Recorded data: Begin

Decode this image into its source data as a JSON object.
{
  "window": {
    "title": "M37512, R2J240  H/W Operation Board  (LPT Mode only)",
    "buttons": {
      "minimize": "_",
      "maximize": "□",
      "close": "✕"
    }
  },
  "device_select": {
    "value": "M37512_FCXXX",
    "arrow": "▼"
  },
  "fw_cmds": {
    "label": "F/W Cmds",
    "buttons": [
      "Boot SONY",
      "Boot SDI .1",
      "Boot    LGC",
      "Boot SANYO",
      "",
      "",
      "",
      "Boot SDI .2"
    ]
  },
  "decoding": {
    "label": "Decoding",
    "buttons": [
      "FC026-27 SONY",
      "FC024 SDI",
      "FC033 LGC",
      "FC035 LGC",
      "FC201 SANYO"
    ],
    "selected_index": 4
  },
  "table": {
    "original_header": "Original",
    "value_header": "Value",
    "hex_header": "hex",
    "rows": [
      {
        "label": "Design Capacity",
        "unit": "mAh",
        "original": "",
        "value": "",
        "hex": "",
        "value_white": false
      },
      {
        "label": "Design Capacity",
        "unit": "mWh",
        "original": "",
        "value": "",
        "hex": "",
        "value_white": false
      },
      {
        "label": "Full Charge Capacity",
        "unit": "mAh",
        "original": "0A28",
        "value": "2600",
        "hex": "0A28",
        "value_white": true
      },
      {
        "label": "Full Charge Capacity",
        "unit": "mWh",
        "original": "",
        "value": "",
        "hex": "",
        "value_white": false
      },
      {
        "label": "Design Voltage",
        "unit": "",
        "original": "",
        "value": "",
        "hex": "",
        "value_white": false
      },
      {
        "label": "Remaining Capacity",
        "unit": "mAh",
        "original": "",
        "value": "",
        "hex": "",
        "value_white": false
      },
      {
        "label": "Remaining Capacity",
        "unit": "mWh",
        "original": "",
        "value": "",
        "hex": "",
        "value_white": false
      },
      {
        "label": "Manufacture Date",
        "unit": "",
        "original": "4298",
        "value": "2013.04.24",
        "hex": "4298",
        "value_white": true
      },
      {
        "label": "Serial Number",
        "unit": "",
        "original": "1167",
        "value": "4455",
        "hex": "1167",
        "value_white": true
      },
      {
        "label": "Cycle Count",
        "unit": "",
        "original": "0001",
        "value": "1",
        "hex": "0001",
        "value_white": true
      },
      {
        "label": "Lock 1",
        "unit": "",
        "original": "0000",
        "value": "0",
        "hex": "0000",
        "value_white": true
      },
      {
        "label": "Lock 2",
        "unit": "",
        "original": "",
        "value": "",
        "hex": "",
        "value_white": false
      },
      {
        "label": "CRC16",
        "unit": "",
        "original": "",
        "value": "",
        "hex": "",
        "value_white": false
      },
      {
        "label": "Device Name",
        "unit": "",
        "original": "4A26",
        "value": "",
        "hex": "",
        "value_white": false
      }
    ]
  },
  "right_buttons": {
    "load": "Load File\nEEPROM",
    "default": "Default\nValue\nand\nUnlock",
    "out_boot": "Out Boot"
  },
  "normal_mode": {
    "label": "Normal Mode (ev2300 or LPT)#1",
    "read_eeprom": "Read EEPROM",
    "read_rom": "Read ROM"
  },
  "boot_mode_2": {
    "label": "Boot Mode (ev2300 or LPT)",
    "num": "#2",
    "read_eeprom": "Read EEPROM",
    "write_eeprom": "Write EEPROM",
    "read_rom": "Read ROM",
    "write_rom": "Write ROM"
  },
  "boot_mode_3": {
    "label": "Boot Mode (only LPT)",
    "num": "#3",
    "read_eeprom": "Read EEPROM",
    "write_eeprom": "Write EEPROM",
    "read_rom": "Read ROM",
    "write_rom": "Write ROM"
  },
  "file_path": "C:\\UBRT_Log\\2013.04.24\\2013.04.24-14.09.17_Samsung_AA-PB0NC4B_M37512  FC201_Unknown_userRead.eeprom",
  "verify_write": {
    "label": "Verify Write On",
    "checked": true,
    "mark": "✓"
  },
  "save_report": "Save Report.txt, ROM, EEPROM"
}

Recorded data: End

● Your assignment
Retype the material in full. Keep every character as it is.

● Written reply
Decode this image into its source data as a JSON object.
{
  "window": {
    "title": "M37512, R2J240  H/W Operation Board  (LPT Mode only)",
    "buttons": {
      "minimize": "_",
      "maximize": "□",
      "close": "✕"
    }
  },
  "device_select": {
    "value": "M37512_FCXXX",
    "arrow": "▼"
  },
  "fw_cmds": {
    "label": "F/W Cmds",
    "buttons": [
      "Boot SONY",
      "Boot SDI .1",
      "Boot    LGC",
      "Boot SANYO",
      "",
      "",
      "",
      "Boot SDI .2"
    ]
  },
  "decoding": {
    "label": "Decoding",
    "buttons": [
      "FC026-27 SONY",
      "FC024 SDI",
      "FC033 LGC",
      "FC035 LGC",
      "FC201 SANYO"
    ],
    "selected_index": 4
  },
  "table": {
    "original_header": "Original",
    "value_header": "Value",
    "hex_header": "hex",
    "rows": [
      {
        "label": "Design Capacity",
        "unit": "mAh",
        "original": "",
        "value": "",
        "hex": "",
        "value_white": false
      },
      {
        "label": "Design Capacity",
        "unit": "mWh",
        "original": "",
        "value": "",
        "hex": "",
        "value_white": false
      },
      {
        "label": "Full Charge Capacity",
        "unit": "mAh",
        "original": "0A28",
        "value": "2600",
        "hex": "0A28",
        "value_white": true
      },
      {
        "label": "Full Charge Capacity",
        "unit": "mWh",
        "original": "",
        "value": "",
        "hex": "",
        "value_white": false
      },
      {
        "label": "Design Voltage",
        "unit": "",
        "original": "",
        "value": "",
        "hex": "",
        "value_white": false
      },
      {
        "label": "Remaining Capacity",
        "unit": "mAh",
        "original": "",
        "value": "",
        "hex": "",
        "value_white": false
      },
      {
        "label": "Remaining Capacity",
        "unit": "mWh",
        "original": "",
        "value": "",
        "hex": "",
        "value_white": false
      },
      {
        "label": "Manufacture Date",
        "unit": "",
        "original": "4298",
        "value": "2013.04.24",
        "hex": "4298",
        "value_white": true
      },
      {
        "label": "Serial Number",
        "unit": "",
        "original": "1167",
        "value": "4455",
        "hex": "1167",
        "value_white": true
      },
      {
        "label": "Cycle Count",
        "unit": "",
        "original": "0001",
        "value": "1",
        "hex": "0001",
        "value_white": true
      },
      {
        "label": "Lock 1",
        "unit": "",
        "original": "0000",
        "value": "0",
        "hex": "0000",
        "value_white": true
      },
      {
        "label": "Lock 2",
        "unit": "",
        "original": "",
        "value": "",
        "hex": "",
        "value_white": false
      },
      {
        "label": "CRC16",
        "unit": "",
        "original": "",
        "value": "",
        "hex": "",
        "value_white": false
      },
      {
        "label": "Device Name",
        "unit": "",
        "original": "4A26",
        "value": "",
        "hex": "",
        "value_white": false
      }
    ]
  },
  "right_buttons": {
    "load": "Load File\nEEPROM",
    "default": "Default\nValue\nand\nUnlock",
    "out_boot": "Out Boot"
  },
  "normal_mode": {
    "label": "Normal Mode (ev2300 or LPT)#1",
    "read_eeprom": "Read EEPROM",
    "read_rom": "Read ROM"
  },
  "boot_mode_2": {
    "label": "Boot Mode (ev2300 or LPT)",
    "num": "#2",
    "read_eeprom": "Read EEPROM",
    "write_eeprom": "Write EEPROM",
    "read_rom": "Read ROM",
    "write_rom": "Write ROM"
  },
  "boot_mode_3": {
    "label": "Boot Mode (only LPT)",
    "num": "#3",
    "read_eeprom": "Read EEPROM",
    "write_eeprom": "Write EEPROM",
    "read_rom": "Read ROM",
    "write_rom": "Write ROM"
  },
  "file_path": "C:\\UBRT_Log\\2013.04.24\\2013.04.24-14.09.17_Samsung_AA-PB0NC4B_M37512  FC201_Unknown_userRead.eeprom",
  "verify_write": {
    "label": "Verify Write On",
    "checked": true,
    "mark": "✓"
  },
  "save_report": "Save Report.txt, ROM, EEPROM"
}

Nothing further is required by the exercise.